Film / Reviews

‘Enokida Trading Post’: A slacker film goes for lazy laughs

by Mark Schilling

Contributing Writer

Japan has long had an image as a country of workaholics, dedicating their lives to the almighty yen. But recent Japanese movies, especially at the lower end of the budget spectrum, are full of furiitā (“freeter,” a fairly young part-timer or freelancer) trying to decide what to do with their lives.

Kiyohiko Shibukawa, a former model with distinctive chiseled features and a deep, radio-ready voice, has often played the slacker version of this type in such films as “Lowlife Love” (2015), “Obon Brothers” (2015) and “And the Mud Ship Sails Away” (2013). He’s the industry’s go-to good-for-nothing.

In Ken Iizuka’s quirky ensemble comedy “Enokida Trading Post,” Shibukawa is Yojiro Enokida, who runs a cluttered recycle shop in rural Gunma Prefecture. In his own words, he deals in anything “that’s not garbage,” but business is hardly booming, not that Enokida really cares. Even so, he has two employees: The feisty Chiaki (Sairi Ito) and the testy Kiyoharu (Ryu Morioka), who tend to get on each other’s nerves.

Enokida Trading Post (Enokida Boekido)
Rating
Run Time 110 mins.
Language JAPANESE

He also has loyal customers — or rather hangers-on — including Yoko (Kimiko Yo), an eccentric middle-aged woman who is carrying on a heated affair with the local laundromat owner, and Jo (Kenichi Takito), a nervous type who is helping his mother run the family hot springs inn while boasting about his glory days as an assistant director in Tokyo. He claims to be writing a film script, though he never divulges its contents — or prospects.

Naturally this quintet, which our hero jokingly dubs the “Enokida cult,” has their secrets, most of which have to do with sex of the comic sort. They also have frustrations, aspirations and difficult choices to make, though Iizuka’s original script has little in the way of a plot.

The film plays like a sitcom, if one too low-key and offbeat for Japanese network TV, that likes its comedy loud and broad. It’s also a shift for Iizuka from his frenetic manzai comedy “Laughing Lucky Cats” (2017) and wacky manga adaptation “Arakawa Under the Bridge” (2012).
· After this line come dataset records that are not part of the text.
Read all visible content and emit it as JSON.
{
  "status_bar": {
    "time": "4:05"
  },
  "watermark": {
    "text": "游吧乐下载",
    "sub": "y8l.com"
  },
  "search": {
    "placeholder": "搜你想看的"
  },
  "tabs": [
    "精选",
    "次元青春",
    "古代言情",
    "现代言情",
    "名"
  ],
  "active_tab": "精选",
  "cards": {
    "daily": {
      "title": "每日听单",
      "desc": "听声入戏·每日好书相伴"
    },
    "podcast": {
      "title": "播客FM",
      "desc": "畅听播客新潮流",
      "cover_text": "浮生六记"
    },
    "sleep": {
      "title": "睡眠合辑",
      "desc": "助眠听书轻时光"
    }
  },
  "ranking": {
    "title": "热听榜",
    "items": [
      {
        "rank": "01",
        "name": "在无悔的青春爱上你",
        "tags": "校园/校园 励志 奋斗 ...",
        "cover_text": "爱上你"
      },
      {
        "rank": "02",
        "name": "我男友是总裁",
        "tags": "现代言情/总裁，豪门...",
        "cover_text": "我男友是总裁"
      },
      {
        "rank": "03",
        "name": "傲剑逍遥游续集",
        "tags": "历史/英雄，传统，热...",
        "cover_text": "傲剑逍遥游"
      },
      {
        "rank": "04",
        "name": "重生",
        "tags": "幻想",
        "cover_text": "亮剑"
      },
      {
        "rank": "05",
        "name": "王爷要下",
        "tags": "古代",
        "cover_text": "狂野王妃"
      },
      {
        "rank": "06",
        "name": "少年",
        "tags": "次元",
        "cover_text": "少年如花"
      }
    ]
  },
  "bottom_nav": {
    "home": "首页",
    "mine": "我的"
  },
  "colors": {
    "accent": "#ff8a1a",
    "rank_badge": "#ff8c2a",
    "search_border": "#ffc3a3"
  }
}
Too much of the humor verges on the trite or obvious, as in the running gag of a chubby pre-pubescent boy who always has his eye glued to a barbershop window when Enokida is making love to its sexy, if volatile, proprietor (Reiko Kataoka) inside. (It’s funnier when, after Enokida’s first departure, she goes to the window and laughs right into the kid’s surprised face. Not that that discourages him.)

And when the film turns serious, as in Kiyoharu’s long heart-to-heart with Chiaki about his troubled past, it descends toward the talky and maudlin.

Thankfully, the strong veteran cast makes even the lamest bits at least watchable. The stand-out is Ito as Chiaki: In contrast to the jokey types around her, Chiaki is a straight-ahead energy source, if one seething with an unexpressed discontent. When Yoko teases the truth out of her — her marriage is sexless — and suggests that she drag her hubby to a nearby sex museum, Chiaki enthusiastically follows through. The ensuing gags, mostly involving dildos, could have been cringe-worthy, but Ito’s inspired performance makes them work.

Meanwhile, Shibukawa is on likable autopilot, doing what he has done many times before. Maybe it’s time to hit reset — and say so long to slackers.